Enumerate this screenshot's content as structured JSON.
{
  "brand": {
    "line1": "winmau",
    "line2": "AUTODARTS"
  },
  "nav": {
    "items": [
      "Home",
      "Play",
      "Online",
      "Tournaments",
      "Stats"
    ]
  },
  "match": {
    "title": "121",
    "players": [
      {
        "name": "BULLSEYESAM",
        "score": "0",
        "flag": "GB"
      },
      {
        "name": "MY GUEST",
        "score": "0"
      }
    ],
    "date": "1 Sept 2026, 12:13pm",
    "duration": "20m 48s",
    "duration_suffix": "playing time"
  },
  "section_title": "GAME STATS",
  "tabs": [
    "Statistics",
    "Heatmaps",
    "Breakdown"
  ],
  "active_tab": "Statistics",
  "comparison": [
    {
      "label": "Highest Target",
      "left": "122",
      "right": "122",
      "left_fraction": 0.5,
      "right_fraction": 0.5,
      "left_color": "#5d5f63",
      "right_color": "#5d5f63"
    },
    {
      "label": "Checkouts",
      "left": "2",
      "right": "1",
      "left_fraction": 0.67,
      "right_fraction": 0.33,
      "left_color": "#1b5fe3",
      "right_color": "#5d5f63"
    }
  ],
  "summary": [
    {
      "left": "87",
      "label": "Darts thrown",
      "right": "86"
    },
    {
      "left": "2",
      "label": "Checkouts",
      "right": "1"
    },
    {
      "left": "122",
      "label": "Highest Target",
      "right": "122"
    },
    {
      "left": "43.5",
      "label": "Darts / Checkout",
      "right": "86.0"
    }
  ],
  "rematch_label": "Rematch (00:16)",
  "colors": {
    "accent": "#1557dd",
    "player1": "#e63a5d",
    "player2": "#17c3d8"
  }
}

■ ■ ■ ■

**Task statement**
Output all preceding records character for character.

**Output for this exercise**
Enumerate this screenshot's content as structured JSON.
{
  "brand": {
    "line1": "winmau",
    "line2": "AUTODARTS"
  },
  "nav": {
    "items": [
      "Home",
      "Play",
      "Online",
      "Tournaments",
      "Stats"
    ]
  },
  "match": {
    "title": "121",
    "players": [
      {
        "name": "BULLSEYESAM",
        "score": "0",
        "flag": "GB"
      },
      {
        "name": "MY GUEST",
        "score": "0"
      }
    ],
    "date": "1 Sept 2026, 12:13pm",
    "duration": "20m 48s",
    "duration_suffix": "playing time"
  },
  "section_title": "GAME STATS",
  "tabs": [
    "Statistics",
    "Heatmaps",
    "Breakdown"
  ],
  "active_tab": "Statistics",
  "comparison": [
    {
      "label": "Highest Target",
      "left": "122",
      "right": "122",
      "left_fraction": 0.5,
      "right_fraction": 0.5,
      "left_color": "#5d5f63",
      "right_color": "#5d5f63"
    },
    {
      "label": "Checkouts",
      "left": "2",
      "right": "1",
      "left_fraction": 0.67,
      "right_fraction": 0.33,
      "left_color": "#1b5fe3",
      "right_color": "#5d5f63"
    }
  ],
  "summary": [
    {
      "left": "87",
      "label": "Darts thrown",
      "right": "86"
    },
    {
      "left": "2",
      "label": "Checkouts",
      "right": "1"
    },
    {
      "left": "122",
      "label": "Highest Target",
      "right": "122"
    },
    {
      "left": "43.5",
      "label": "Darts / Checkout",
      "right": "86.0"
    }
  ],
  "rematch_label": "Rematch (00:16)",
  "colors": {
    "accent": "#1557dd",
    "player1": "#e63a5d",
    "player2": "#17c3d8"
  }
}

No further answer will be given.